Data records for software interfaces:
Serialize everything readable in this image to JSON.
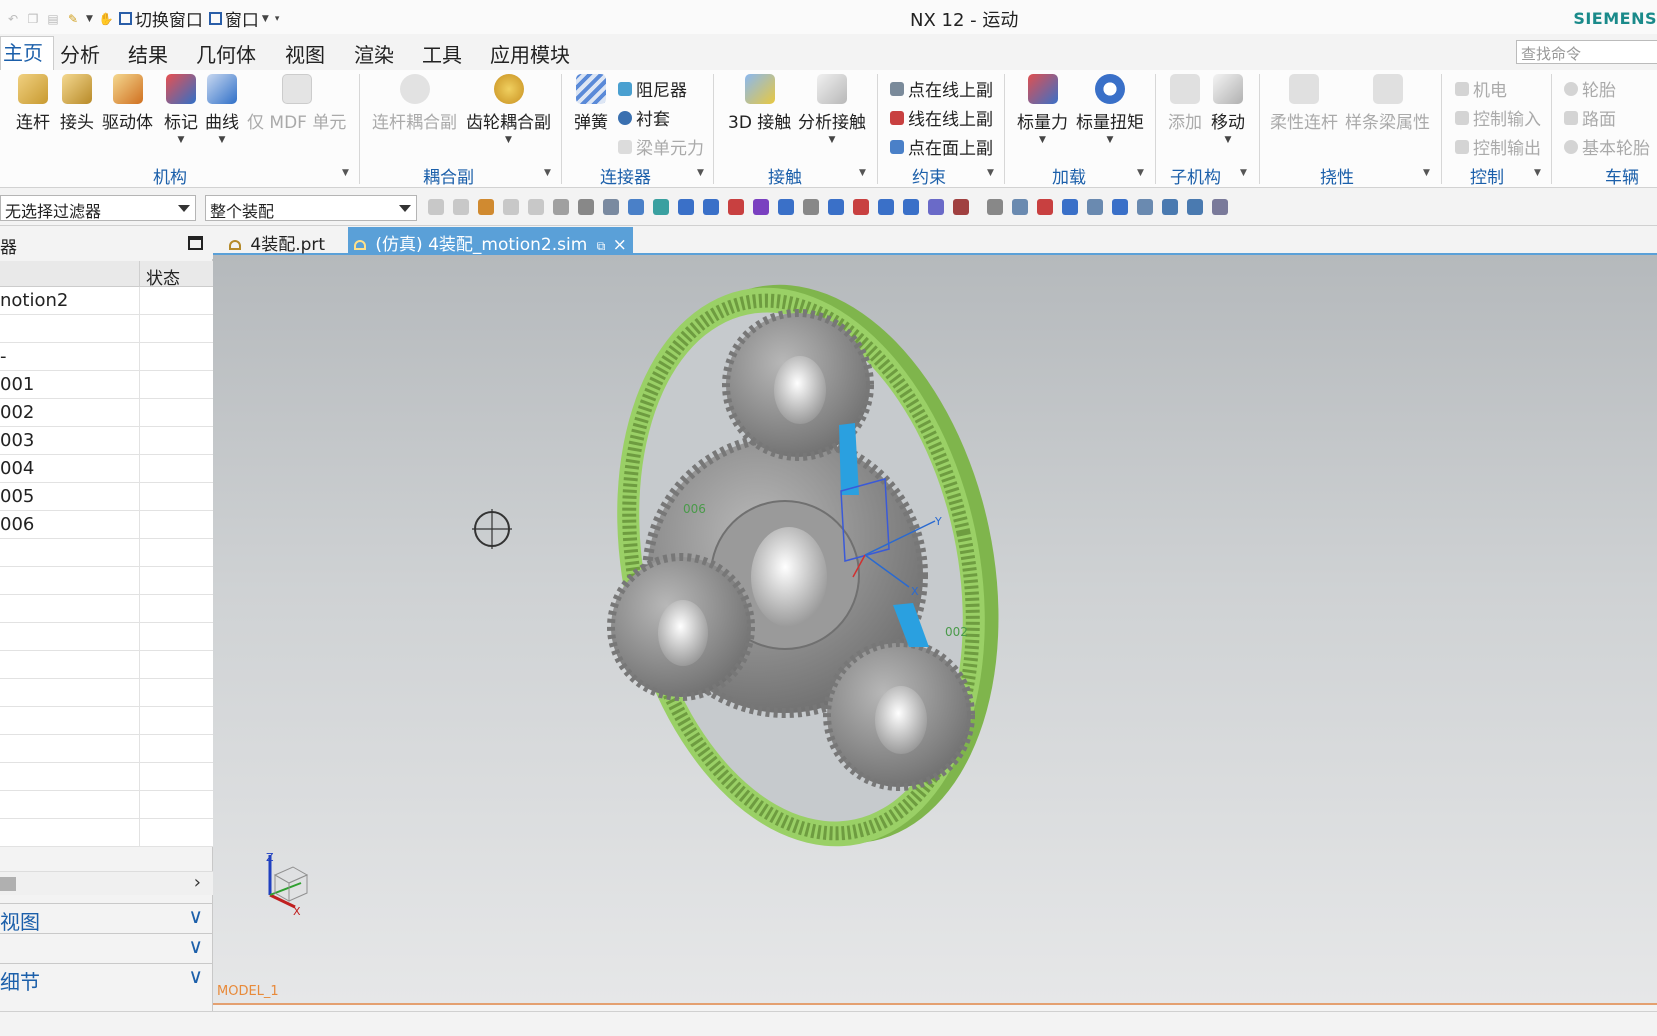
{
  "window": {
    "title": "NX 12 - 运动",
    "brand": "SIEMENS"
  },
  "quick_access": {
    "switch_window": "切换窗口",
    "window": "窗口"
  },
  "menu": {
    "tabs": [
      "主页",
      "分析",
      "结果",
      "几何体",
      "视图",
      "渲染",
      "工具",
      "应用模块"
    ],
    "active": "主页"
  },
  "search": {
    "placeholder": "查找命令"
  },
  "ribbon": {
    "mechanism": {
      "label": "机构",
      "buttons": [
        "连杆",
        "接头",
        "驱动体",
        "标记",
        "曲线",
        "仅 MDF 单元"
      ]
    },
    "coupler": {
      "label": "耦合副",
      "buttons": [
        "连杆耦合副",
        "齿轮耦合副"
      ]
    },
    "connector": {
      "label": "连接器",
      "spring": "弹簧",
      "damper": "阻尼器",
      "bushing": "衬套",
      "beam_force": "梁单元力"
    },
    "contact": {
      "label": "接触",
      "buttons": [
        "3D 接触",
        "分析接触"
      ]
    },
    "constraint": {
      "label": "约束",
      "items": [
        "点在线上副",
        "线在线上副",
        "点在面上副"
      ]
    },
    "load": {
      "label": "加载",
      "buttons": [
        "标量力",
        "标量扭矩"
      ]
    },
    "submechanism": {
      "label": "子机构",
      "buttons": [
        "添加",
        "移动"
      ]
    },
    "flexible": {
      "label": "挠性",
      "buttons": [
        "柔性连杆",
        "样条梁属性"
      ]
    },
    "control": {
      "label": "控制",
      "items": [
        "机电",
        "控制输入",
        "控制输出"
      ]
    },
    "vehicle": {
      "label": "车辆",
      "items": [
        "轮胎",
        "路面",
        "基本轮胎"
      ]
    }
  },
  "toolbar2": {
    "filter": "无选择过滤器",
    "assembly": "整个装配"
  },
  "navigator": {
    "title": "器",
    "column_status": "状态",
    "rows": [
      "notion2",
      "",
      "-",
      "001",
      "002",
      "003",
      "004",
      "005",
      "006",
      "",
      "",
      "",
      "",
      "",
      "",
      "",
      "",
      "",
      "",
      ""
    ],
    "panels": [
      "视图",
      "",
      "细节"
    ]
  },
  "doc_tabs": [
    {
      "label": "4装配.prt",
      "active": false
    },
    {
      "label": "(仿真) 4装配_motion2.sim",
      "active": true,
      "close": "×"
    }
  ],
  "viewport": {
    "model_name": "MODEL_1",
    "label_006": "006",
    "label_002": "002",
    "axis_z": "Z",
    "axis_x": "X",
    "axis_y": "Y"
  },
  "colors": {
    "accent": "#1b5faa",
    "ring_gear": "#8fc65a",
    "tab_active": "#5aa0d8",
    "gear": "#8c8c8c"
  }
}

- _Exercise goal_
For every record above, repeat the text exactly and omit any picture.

- _Exercise answer_
Serialize everything readable in this image to JSON.
{
  "window": {
    "title": "NX 12 - 运动",
    "brand": "SIEMENS"
  },
  "quick_access": {
    "switch_window": "切换窗口",
    "window": "窗口"
  },
  "menu": {
    "tabs": [
      "主页",
      "分析",
      "结果",
      "几何体",
      "视图",
      "渲染",
      "工具",
      "应用模块"
    ],
    "active": "主页"
  },
  "search": {
    "placeholder": "查找命令"
  },
  "ribbon": {
    "mechanism": {
      "label": "机构",
      "buttons": [
        "连杆",
        "接头",
        "驱动体",
        "标记",
        "曲线",
        "仅 MDF 单元"
      ]
    },
    "coupler": {
      "label": "耦合副",
      "buttons": [
        "连杆耦合副",
        "齿轮耦合副"
      ]
    },
    "connector": {
      "label": "连接器",
      "spring": "弹簧",
      "damper": "阻尼器",
      "bushing": "衬套",
      "beam_force": "梁单元力"
    },
    "contact": {
      "label": "接触",
      "buttons": [
        "3D 接触",
        "分析接触"
      ]
    },
    "constraint": {
      "label": "约束",
      "items": [
        "点在线上副",
        "线在线上副",
        "点在面上副"
      ]
    },
    "load": {
      "label": "加载",
      "buttons": [
        "标量力",
        "标量扭矩"
      ]
    },
    "submechanism": {
      "label": "子机构",
      "buttons": [
        "添加",
        "移动"
      ]
    },
    "flexible": {
      "label": "挠性",
      "buttons": [
        "柔性连杆",
        "样条梁属性"
      ]
    },
    "control": {
      "label": "控制",
      "items": [
        "机电",
        "控制输入",
        "控制输出"
      ]
    },
    "vehicle": {
      "label": "车辆",
      "items": [
        "轮胎",
        "路面",
        "基本轮胎"
      ]
    }
  },
  "toolbar2": {
    "filter": "无选择过滤器",
    "assembly": "整个装配"
  },
  "navigator": {
    "title": "器",
    "column_status": "状态",
    "rows": [
      "notion2",
      "",
      "-",
      "001",
      "002",
      "003",
      "004",
      "005",
      "006",
      "",
      "",
      "",
      "",
      "",
      "",
      "",
      "",
      "",
      "",
      ""
    ],
    "panels": [
      "视图",
      "",
      "细节"
    ]
  },
  "doc_tabs": [
    {
      "label": "4装配.prt",
      "active": false
    },
    {
      "label": "(仿真) 4装配_motion2.sim",
      "active": true,
      "close": "×"
    }
  ],
  "viewport": {
    "model_name": "MODEL_1",
    "label_006": "006",
    "label_002": "002",
    "axis_z": "Z",
    "axis_x": "X",
    "axis_y": "Y"
  },
  "colors": {
    "accent": "#1b5faa",
    "ring_gear": "#8fc65a",
    "tab_active": "#5aa0d8",
    "gear": "#8c8c8c"
  }
}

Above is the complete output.